While I have criticised the combat system for being a bit easy, this does not mean that it is not fun. The attacks you can wield due to your class can be as hysterical as they are deadly. Attacking your opponents with farts, dreidels, baseball bats, as well as calling upon your friends like Cartman and Jesus to use their own deadly attacks. In addition, having to time your attacks to perfect gives some form of skill to the combat which Child of Light did not have at least adds to the combat experience.
And while the combat may be the same, there is a brilliant diversity of enemies. Elves, tramps, animals, Nazi Zombies, Al Gore. Literally anything and everything that comes in gaming and South Park lore gets a shout out in this game. I am super cereal! (Insider joke there).
In addition, while shops in games usually get a bad rap, South Park: The Stick of Truth manages to pull it off. While you can obtain weapons in the game, shops do come in handy now and again for better weapons, armour and such, with potions being their real forte. Not only that but you can also acquire cool stuff to wear like beards, eye patches and other cool stuff. Some of it is even necessary for missions so it’s good that they aren’t there completely because they have to be.

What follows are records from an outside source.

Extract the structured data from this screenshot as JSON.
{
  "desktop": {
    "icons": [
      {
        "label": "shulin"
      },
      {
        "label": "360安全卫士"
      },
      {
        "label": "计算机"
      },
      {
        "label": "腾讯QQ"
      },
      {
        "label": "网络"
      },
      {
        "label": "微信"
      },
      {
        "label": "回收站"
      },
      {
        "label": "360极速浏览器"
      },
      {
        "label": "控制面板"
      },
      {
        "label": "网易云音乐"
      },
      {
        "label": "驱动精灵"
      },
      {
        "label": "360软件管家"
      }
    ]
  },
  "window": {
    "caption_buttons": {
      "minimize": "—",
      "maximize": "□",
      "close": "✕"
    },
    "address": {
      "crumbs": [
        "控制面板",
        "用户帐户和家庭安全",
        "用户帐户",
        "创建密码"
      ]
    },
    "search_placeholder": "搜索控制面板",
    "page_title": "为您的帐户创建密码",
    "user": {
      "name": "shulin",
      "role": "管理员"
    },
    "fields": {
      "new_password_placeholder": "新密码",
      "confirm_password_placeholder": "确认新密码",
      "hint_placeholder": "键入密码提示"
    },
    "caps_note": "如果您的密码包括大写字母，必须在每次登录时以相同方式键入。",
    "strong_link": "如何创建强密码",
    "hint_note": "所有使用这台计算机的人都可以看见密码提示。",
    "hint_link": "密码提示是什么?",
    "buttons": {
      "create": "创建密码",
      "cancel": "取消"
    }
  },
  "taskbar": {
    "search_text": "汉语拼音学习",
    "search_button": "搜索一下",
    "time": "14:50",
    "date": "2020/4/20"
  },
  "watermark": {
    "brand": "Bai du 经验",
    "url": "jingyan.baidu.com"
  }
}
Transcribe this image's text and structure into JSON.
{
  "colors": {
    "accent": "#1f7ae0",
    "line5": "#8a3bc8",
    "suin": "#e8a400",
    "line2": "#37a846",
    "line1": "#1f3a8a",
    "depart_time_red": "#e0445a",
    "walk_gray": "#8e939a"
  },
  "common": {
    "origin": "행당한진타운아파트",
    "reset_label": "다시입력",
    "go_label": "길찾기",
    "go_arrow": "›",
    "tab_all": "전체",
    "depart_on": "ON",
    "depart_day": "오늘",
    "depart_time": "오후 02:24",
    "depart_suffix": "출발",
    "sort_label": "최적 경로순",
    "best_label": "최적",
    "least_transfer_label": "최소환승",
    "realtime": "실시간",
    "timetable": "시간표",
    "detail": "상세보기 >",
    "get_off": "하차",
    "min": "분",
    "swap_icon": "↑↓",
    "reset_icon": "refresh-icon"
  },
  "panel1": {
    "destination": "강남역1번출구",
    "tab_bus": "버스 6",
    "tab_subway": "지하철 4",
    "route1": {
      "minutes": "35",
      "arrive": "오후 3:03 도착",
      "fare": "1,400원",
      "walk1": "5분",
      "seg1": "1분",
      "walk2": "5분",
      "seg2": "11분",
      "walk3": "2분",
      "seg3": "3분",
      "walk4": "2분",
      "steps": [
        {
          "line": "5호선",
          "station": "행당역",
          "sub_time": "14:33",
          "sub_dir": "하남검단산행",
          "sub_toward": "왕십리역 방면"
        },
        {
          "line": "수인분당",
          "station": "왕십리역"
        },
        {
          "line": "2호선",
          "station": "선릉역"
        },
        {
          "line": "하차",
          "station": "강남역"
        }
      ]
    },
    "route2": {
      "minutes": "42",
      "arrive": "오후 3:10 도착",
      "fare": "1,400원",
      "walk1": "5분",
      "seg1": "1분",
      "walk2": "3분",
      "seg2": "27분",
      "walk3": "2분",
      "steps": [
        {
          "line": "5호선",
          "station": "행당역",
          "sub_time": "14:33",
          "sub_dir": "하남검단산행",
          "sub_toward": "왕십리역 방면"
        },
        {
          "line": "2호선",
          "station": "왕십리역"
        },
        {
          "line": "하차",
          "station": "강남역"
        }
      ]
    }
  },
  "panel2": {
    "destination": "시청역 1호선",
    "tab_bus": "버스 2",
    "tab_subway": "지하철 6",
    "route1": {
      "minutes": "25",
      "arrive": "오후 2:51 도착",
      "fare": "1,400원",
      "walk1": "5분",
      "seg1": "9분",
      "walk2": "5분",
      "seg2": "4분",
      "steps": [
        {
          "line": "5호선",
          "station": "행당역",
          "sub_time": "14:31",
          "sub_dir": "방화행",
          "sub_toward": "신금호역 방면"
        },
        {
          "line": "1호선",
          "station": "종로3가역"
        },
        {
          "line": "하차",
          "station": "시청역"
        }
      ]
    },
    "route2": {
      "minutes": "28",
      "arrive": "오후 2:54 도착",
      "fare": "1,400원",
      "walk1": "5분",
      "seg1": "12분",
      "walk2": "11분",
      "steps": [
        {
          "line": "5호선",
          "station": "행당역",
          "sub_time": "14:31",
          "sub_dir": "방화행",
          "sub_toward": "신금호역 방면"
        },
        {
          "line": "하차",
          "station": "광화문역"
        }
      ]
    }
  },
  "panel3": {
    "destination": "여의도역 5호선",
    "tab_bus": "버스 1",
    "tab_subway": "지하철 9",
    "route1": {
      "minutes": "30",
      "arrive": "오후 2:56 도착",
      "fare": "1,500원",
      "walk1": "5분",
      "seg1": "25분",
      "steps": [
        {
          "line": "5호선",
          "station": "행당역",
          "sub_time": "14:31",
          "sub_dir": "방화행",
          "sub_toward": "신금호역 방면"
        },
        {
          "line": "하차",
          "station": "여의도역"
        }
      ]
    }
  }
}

Also, and I can’t believe I haven’t talked about this yet, but the story is magnificent. From humble beginning, the tale goes from childhood games to conspiracies as well as weird and wonderful tangents that both pander to nostalgia as well as going in a brilliant new direction while all the while satirising video game tropes and clichés, an especial favourite being the recorded messages.
South Park: The Stick of Truth is one of those games you have to get. Not in the buying sense, but in the understanding sense. If you don’t get the humour, gameplay, the lore or anything at all South Parkish, then this game probably will be a waste of time for you. However, for those South Park junkies out there, this is nirvana. A chance to be one of the boys (sorry girls) and to fight, fart and Jew your way to the top in order to reclaim the Stick of Truth.
Thanks for reading this, the final Reviews I Forgot to Do of January! It’s been fun getting those reviews which missed out their spot in the limelight. If you want to be like the New Kid and collect friends, then like my Facebook page where all my articles are posted to as well as Twitter, or even better, follow me here on WordPress!
But now we come to the big moment: Febookuary is upon us! For the four weeks of February I shall be reviewing two books per week, one every Monday and Friday and the last week’s books are decided by YOU! All you have to do is vote below for the two books (yes you can vote twice) you’d like to see me read from the list I’ve provided or choose books from your own distorted imaginations! The first Febookuary review will be Fahrenheit 451 by Ray Bradbury on Monday 2nd so get reading!